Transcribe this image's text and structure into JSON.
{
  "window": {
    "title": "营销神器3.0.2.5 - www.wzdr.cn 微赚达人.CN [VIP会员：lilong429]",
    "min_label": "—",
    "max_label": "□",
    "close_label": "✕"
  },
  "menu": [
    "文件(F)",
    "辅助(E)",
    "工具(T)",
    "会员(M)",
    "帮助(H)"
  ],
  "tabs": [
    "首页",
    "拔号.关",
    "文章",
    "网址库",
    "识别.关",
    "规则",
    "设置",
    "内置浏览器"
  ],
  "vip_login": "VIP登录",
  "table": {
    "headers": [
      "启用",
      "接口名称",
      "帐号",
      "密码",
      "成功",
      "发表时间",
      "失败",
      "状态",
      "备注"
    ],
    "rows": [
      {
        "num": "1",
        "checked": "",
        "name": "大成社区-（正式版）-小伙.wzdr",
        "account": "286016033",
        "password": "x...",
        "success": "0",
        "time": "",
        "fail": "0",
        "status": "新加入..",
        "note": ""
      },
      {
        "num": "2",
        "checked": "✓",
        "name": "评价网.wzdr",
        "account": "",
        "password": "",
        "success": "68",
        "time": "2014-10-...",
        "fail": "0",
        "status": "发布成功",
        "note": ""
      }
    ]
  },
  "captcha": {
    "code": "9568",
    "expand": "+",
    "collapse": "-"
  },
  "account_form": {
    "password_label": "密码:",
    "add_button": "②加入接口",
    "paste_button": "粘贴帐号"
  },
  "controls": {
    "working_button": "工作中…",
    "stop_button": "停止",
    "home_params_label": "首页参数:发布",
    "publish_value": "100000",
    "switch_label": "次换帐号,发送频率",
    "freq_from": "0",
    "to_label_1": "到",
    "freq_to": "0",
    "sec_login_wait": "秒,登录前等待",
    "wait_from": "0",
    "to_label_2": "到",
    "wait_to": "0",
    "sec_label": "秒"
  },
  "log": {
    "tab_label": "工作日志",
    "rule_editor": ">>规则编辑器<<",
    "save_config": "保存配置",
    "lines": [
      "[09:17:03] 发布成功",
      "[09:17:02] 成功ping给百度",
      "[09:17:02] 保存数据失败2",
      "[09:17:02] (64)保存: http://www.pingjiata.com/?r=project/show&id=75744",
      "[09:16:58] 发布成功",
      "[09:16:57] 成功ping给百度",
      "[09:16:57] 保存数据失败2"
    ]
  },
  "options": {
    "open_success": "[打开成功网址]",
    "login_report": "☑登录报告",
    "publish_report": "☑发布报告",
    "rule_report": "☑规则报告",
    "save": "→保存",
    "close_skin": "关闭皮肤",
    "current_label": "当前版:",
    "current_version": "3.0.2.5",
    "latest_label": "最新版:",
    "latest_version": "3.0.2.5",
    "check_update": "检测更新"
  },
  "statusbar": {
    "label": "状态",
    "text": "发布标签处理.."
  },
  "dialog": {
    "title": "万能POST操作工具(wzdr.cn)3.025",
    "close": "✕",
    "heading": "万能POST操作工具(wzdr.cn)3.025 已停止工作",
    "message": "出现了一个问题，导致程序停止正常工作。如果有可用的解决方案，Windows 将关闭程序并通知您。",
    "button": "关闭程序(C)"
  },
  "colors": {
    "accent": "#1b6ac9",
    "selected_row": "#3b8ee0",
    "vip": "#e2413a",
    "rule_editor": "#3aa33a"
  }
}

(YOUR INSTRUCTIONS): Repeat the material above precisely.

(YOUR SOLUTION):
Transcribe this image's text and structure into JSON.
{
  "window": {
    "title": "营销神器3.0.2.5 - www.wzdr.cn 微赚达人.CN [VIP会员：lilong429]",
    "min_label": "—",
    "max_label": "□",
    "close_label": "✕"
  },
  "menu": [
    "文件(F)",
    "辅助(E)",
    "工具(T)",
    "会员(M)",
    "帮助(H)"
  ],
  "tabs": [
    "首页",
    "拔号.关",
    "文章",
    "网址库",
    "识别.关",
    "规则",
    "设置",
    "内置浏览器"
  ],
  "vip_login": "VIP登录",
  "table": {
    "headers": [
      "启用",
      "接口名称",
      "帐号",
      "密码",
      "成功",
      "发表时间",
      "失败",
      "状态",
      "备注"
    ],
    "rows": [
      {
        "num": "1",
        "checked": "",
        "name": "大成社区-（正式版）-小伙.wzdr",
        "account": "286016033",
        "password": "x...",
        "success": "0",
        "time": "",
        "fail": "0",
        "status": "新加入..",
        "note": ""
      },
      {
        "num": "2",
        "checked": "✓",
        "name": "评价网.wzdr",
        "account": "",
        "password": "",
        "success": "68",
        "time": "2014-10-...",
        "fail": "0",
        "status": "发布成功",
        "note": ""
      }
    ]
  },
  "captcha": {
    "code": "9568",
    "expand": "+",
    "collapse": "-"
  },
  "account_form": {
    "password_label": "密码:",
    "add_button": "②加入接口",
    "paste_button": "粘贴帐号"
  },
  "controls": {
    "working_button": "工作中…",
    "stop_button": "停止",
    "home_params_label": "首页参数:发布",
    "publish_value": "100000",
    "switch_label": "次换帐号,发送频率",
    "freq_from": "0",
    "to_label_1": "到",
    "freq_to": "0",
    "sec_login_wait": "秒,登录前等待",
    "wait_from": "0",
    "to_label_2": "到",
    "wait_to": "0",
    "sec_label": "秒"
  },
  "log": {
    "tab_label": "工作日志",
    "rule_editor": ">>规则编辑器<<",
    "save_config": "保存配置",
    "lines": [
      "[09:17:03] 发布成功",
      "[09:17:02] 成功ping给百度",
      "[09:17:02] 保存数据失败2",
      "[09:17:02] (64)保存: http://www.pingjiata.com/?r=project/show&id=75744",
      "[09:16:58] 发布成功",
      "[09:16:57] 成功ping给百度",
      "[09:16:57] 保存数据失败2"
    ]
  },
  "options": {
    "open_success": "[打开成功网址]",
    "login_report": "☑登录报告",
    "publish_report": "☑发布报告",
    "rule_report": "☑规则报告",
    "save": "→保存",
    "close_skin": "关闭皮肤",
    "current_label": "当前版:",
    "current_version": "3.0.2.5",
    "latest_label": "最新版:",
    "latest_version": "3.0.2.5",
    "check_update": "检测更新"
  },
  "statusbar": {
    "label": "状态",
    "text": "发布标签处理.."
  },
  "dialog": {
    "title": "万能POST操作工具(wzdr.cn)3.025",
    "close": "✕",
    "heading": "万能POST操作工具(wzdr.cn)3.025 已停止工作",
    "message": "出现了一个问题，导致程序停止正常工作。如果有可用的解决方案，Windows 将关闭程序并通知您。",
    "button": "关闭程序(C)"
  },
  "colors": {
    "accent": "#1b6ac9",
    "selected_row": "#3b8ee0",
    "vip": "#e2413a",
    "rule_editor": "#3aa33a"
  }
}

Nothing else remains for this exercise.